Davis will travel to Germany and France during the last half of 2017, and to Canada during the first half of 2018, to engage members of the math community in solving problems related to coding theory and combinatorics, specifically Boolean function theory and difference sets.
“What I do is the math of communication,” Davis explains. “When you text, when you stream video, when you shop online, there’s a lot of math that balances speed, accuracy and security. These days everyone has a cell phone, but most people don’t have a window into what’s going on behind the scenes.”
“We’ve all been in a situation where we are trying to send a text or download something and can’t,” Davis said. “There have been many advances in these technology spaces in the past 10 to 15 years, and there’s a need now to further review the math and make improvements as needed. That’s what I’ll be working on with other leading experts.”
Davis’ visits are expected to spark conversations and lead to new understanding, insights and applications.
“It’s much more effective to be in the same place working face-to-face,” Davis said. “I’m thrilled that Fulbright is helping me to pursue projects with these people.”
While on sabbatical this fall, Davis will visit three cities, spending about 45 days in each location.
- In Paderborn, Germany, he will consult with Kai-Uwe Schmidt, an expert in the Walsh Hadamard Transform applied to Boolean functions.

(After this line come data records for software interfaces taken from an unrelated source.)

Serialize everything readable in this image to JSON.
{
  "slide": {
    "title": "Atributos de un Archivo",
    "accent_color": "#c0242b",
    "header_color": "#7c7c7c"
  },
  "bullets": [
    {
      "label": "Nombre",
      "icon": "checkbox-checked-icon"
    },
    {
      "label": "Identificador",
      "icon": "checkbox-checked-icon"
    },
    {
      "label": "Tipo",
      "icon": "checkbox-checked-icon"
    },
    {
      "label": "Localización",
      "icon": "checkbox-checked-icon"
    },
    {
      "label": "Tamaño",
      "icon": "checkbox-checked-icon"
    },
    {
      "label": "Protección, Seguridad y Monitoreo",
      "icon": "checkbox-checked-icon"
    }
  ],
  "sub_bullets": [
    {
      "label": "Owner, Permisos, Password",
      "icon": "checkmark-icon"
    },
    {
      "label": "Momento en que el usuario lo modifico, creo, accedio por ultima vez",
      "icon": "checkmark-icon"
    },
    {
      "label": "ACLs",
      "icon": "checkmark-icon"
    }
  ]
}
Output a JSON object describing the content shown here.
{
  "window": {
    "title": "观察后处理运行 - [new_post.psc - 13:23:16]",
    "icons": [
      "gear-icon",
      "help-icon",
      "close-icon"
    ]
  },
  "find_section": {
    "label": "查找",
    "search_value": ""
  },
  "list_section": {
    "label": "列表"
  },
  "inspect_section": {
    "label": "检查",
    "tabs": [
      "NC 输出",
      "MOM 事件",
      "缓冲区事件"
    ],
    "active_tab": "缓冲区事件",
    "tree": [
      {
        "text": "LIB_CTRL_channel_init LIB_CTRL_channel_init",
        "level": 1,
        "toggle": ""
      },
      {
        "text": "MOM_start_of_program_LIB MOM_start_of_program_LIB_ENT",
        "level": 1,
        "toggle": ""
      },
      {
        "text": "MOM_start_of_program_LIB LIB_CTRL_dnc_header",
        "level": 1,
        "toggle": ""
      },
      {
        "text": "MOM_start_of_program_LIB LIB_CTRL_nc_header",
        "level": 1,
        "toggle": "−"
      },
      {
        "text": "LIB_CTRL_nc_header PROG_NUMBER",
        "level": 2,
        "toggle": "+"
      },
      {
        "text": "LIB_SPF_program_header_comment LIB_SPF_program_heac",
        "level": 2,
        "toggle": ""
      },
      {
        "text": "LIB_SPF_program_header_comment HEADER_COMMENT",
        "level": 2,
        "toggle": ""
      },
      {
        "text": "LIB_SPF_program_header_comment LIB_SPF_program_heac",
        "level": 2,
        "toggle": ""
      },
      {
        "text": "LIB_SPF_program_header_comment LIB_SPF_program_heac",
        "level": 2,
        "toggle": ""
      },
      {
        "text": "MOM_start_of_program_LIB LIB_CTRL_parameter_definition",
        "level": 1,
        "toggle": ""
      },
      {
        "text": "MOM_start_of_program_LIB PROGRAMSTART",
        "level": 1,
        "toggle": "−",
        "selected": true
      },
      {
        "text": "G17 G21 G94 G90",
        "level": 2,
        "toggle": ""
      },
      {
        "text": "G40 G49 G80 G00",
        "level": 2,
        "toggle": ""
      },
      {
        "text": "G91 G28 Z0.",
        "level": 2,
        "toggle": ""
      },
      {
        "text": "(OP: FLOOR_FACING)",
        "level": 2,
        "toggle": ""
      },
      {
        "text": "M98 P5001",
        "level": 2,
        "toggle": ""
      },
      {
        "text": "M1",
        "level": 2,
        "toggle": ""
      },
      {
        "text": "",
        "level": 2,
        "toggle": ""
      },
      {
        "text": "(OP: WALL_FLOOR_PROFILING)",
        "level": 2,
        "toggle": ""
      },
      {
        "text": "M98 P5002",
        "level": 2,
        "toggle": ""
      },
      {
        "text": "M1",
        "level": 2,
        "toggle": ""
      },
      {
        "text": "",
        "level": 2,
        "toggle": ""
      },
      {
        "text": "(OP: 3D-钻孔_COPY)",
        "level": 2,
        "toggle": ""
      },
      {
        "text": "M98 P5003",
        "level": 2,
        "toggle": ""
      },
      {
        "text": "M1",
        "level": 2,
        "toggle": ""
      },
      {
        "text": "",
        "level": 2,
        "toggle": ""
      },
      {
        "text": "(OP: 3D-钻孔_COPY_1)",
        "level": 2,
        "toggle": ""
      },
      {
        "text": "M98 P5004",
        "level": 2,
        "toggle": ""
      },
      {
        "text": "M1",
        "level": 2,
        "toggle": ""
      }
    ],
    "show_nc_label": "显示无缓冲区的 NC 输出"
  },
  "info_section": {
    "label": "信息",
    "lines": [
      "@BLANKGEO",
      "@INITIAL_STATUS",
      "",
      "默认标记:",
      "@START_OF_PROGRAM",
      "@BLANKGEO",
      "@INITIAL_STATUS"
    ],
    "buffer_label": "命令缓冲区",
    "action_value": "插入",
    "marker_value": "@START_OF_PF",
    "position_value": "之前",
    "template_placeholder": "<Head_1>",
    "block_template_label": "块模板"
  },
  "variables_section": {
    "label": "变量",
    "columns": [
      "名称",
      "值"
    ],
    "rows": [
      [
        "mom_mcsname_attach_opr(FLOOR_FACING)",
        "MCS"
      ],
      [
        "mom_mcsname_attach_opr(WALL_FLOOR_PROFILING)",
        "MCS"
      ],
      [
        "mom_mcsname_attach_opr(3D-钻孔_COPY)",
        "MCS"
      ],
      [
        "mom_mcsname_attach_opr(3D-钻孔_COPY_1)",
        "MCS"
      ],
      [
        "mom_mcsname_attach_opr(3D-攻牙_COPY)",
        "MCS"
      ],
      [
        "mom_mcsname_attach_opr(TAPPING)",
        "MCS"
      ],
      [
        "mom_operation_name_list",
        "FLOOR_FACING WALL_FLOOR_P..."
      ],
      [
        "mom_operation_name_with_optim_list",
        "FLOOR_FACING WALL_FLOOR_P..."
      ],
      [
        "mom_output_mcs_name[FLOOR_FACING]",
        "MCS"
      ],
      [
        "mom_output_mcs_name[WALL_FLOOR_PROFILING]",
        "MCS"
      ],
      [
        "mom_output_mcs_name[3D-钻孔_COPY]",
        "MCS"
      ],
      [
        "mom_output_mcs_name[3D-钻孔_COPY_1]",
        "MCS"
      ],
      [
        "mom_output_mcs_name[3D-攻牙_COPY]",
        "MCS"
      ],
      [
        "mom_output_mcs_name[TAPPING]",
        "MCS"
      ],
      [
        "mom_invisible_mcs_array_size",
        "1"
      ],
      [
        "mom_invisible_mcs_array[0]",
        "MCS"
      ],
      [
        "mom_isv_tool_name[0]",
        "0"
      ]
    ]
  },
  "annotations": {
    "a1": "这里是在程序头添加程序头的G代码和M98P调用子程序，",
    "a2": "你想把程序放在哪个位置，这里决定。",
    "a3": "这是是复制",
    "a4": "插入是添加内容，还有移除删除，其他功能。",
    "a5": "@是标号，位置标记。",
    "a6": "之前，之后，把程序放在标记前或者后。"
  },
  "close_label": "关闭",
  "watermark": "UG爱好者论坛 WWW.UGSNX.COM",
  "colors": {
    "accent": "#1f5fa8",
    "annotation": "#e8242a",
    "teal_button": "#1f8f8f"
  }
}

- In Paris, Davis will meet with Sihem Mesnager, one of the world’s leading experts on bent functions.
- And in Vancouver, he will meet with his long-time collaborator, Jonathan Jedwab at Simon Fraser University, an expert in difference sets.
In each location, Davis will meet with other local experts and give seminar talks and public lectures. The conversations and collaborations will result in publishable papers for scholarly mathematics journals.
Davis has taught at the University of Richmond since 1988. He has received grants from the National Security Agency, the National Science Foundation and Hewlett-Packard and has published numerous articles. He received his Bachelor of Science degree from Lafayette College and masters and Ph.D. from the University of Virginia.
The Fulbright program, which aims to increase mutual understanding between people of the U.S and people of other countries, is overseen by the U.S. Department of State. Grants are made possible by funds appropriated annually by Congress along with contributions from partner countries and the private sector. The Fulbright Global Scholar Award allows U.S. academics and professionals to engage in multi-country, trans-regional projects. As a truly worldwide award, U.S. scholars will be able to propose research or combined teaching/research activity in two to three countries with flexible schedule options; trips can be conducted within one academic year or spread over two consecutive years.